One of the sad byproducts of the media conspiracy to ignore this week's pro-life conference in Washington was that we almost missed this new iPhone app for baby-savin'. If only we'd seen it on Wednesday, we could've told you how much it sucked sooner:
Anti-abortion activists gathered at the Family Research Council's headquarters in DC Wednesday for a tech-focused gathering called, unfortunately and un-ironically, "Pro Life Con." The rockstar wasn't FRC president Tony Perkins or Republican National Committee chairman Reince Priebus, who both spoke to the gaggle; it was Brian Fisher, creator of the Online for Life phone app.
I'll admit, the peer pressure was killing me. What does it do, you ask? What doesn't it do!:
Download the Online for Life App to receive real-time alerts on women seeking abortions in your area. Invite your friends to join you in prayer and share the good news when a woman chooses life.
Sounds Big Brother creepy, no? Actually, as my wife and I learned, it doesn't do a lot. First, you have to log in:
Apologies to anyone who actually uses that email.
So what happens next? You pray. And... yeah, that's pretty much about it.
You get a screen (shown below and in the top photo at the left) that piles up messages telling you how an anonymous woman "considering an abortion" just got in touch with a "PRC"—a pregnancy resource center, one of the faux-clinics run by Online for Life's partners, where they distribute misinformation to pregnant women in order to convince them not to terminate their pregnancies.
That app doesn't tell you whether the women who are "considering abortion" think they're contacting a health clinic that performs abortions. It doesn't tell you if the women know they're calling an anti-abortion counseling center. It doesn't tell you much, really, and it's not clear if anything it tells you is true. What's it to you?
Your job here—and it feels more like a job than a game, which is death for a phone app—is to pray for these folks. You do that by swiping across a pregnant woman's message, leaving an awesome red-baby message in its wake:
It feels bizarrely like deleting an email... or terminating something. Not sure that's what they were going for there.
So far, so boring. But wait! There's not much more. Only a screen where you, the pilgrim, can gauge your progress:
This screen purports to tell you how many prayers you logged; how many of the people you prayed for made an appointment to visit a PRC; how many actually showed up; and how many decided, Madonna-style, that they're keepin' their babies. Is it for real? Who knows. Now, shut up and do some more prayer-swipin'!

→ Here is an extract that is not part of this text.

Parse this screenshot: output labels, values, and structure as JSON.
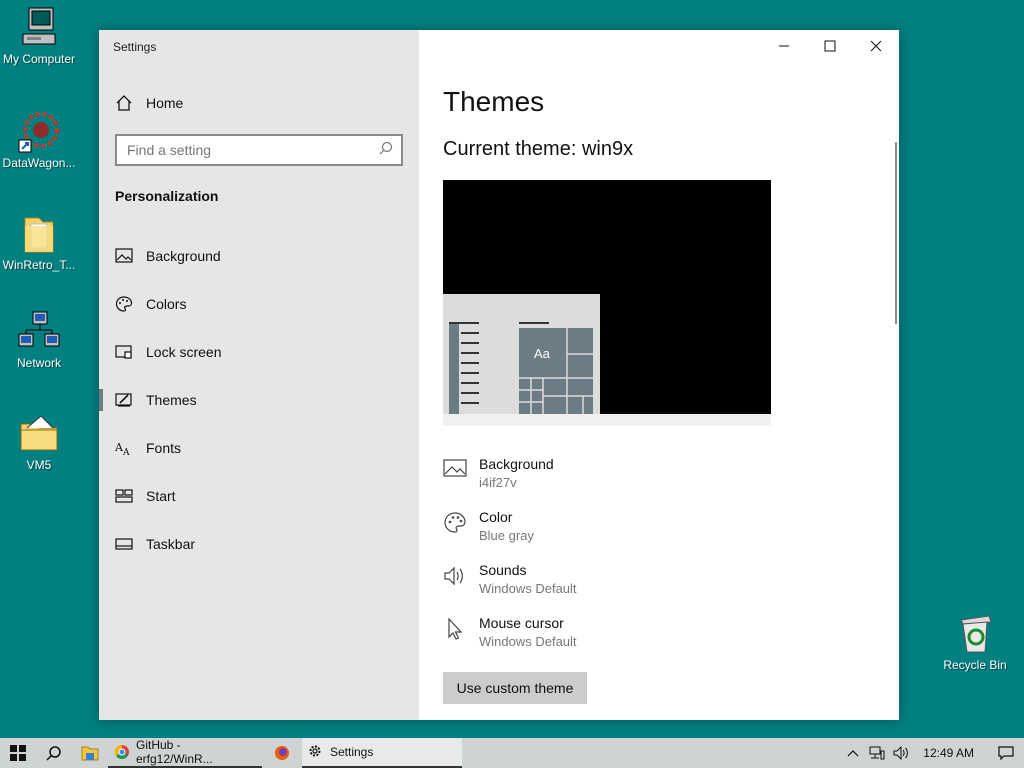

Fisher, the brains behind the app and the organization that created it, is a fairly opaque "author, speaker, and business leader" who also self-published a book called "ABORTION: THE ULTIMATE EXPLOITATION OF WOMEN," a denim-covered copy of which can be yours for $25. I'm getting my copy now; based on the ponderous prose of the introduction, reading the book is bound to give me a greater sense of accomplishment than playing with this phone app.